Story and photos by Chris Petris
There was a time when a component would fail it would require repair or rebuild. But today we throw it into the appropriate recycle pile. Growing up in the 60s and 70s sometimes makes it difficult to trash anything; today it makes more fiscal sense to buy another one. If you worked in a GM dealership in that time period, the philosophy was repair unless it had catastrophic damage. Of course back then metal was used for most components; plastics were for the occasional trim piece. One of the many repairs you had to perform at the dealership was rebuilding windshield wiper motors, distributors, alternators, starters and fuel pumps. Read more on “1955-1966 Corvette Fuel Pump Rebuild” »
Story and photos by Chris Petris

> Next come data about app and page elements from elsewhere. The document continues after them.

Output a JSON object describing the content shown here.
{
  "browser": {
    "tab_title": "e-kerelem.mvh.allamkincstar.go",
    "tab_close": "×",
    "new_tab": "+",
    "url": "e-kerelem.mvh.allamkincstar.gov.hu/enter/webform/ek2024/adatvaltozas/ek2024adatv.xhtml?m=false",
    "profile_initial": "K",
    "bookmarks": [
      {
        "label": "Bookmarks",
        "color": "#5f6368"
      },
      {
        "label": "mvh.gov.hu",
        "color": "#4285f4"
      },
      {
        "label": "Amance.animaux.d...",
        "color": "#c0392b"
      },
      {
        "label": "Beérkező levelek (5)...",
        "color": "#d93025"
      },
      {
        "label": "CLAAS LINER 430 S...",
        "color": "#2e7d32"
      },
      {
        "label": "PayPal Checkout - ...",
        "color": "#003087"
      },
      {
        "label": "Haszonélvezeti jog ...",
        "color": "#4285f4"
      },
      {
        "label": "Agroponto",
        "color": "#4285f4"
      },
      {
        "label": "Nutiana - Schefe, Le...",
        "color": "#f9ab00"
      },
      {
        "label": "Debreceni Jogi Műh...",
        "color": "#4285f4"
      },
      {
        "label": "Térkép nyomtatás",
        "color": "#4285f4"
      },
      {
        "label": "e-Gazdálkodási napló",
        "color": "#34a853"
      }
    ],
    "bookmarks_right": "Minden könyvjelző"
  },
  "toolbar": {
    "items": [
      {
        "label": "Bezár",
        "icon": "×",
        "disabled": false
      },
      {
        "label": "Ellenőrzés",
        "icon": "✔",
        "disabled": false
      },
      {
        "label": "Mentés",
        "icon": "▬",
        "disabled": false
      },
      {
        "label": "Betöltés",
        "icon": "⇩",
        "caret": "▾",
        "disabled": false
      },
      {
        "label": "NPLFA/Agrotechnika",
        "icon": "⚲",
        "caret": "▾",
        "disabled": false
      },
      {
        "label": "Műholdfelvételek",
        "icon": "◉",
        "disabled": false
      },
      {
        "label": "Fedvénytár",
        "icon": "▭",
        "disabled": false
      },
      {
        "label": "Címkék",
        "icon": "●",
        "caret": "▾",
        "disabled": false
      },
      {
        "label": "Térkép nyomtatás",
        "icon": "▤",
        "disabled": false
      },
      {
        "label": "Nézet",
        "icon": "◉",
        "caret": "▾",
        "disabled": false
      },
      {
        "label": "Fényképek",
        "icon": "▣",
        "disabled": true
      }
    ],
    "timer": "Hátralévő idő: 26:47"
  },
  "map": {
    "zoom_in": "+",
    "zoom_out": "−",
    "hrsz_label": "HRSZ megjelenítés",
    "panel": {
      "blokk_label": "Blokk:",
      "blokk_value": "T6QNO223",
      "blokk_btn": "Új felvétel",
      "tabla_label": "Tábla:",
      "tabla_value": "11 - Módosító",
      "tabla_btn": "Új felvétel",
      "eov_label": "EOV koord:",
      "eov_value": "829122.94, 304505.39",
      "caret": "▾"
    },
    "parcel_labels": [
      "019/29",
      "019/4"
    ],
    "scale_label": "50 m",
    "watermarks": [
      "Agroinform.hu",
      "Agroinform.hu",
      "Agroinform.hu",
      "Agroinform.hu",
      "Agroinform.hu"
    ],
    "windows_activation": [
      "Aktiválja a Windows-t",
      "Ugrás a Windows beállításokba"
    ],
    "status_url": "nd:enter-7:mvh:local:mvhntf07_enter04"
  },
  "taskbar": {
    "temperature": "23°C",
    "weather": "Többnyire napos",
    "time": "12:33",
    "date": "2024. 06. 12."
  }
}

The Brock Yates’ One Lap of America endurance race, formerly known as “The Cannonball,” consists of a variety of challenges on the dry skid pad, drag strip, and racetrack. It is the equivalent of the Hot Rod Power Tour with track challenges at each stop. However, it is grueling because each night it is necessary to drive to the next event anywhere from 400-600 miles away, have your driving skills tested thoroughly the next day, pack up everything as soon as possible, and get on the road again. This happens continuously until the last day of the race. In addition, the entire circuit can take a team over 3,000 miles across the country, a true test of vehicles that are driven hard on the track and then subjected to a few hundred miles on the highway for a week straight. Read more on “C4 Corvette Tackles One Lap of America Endurance Race” »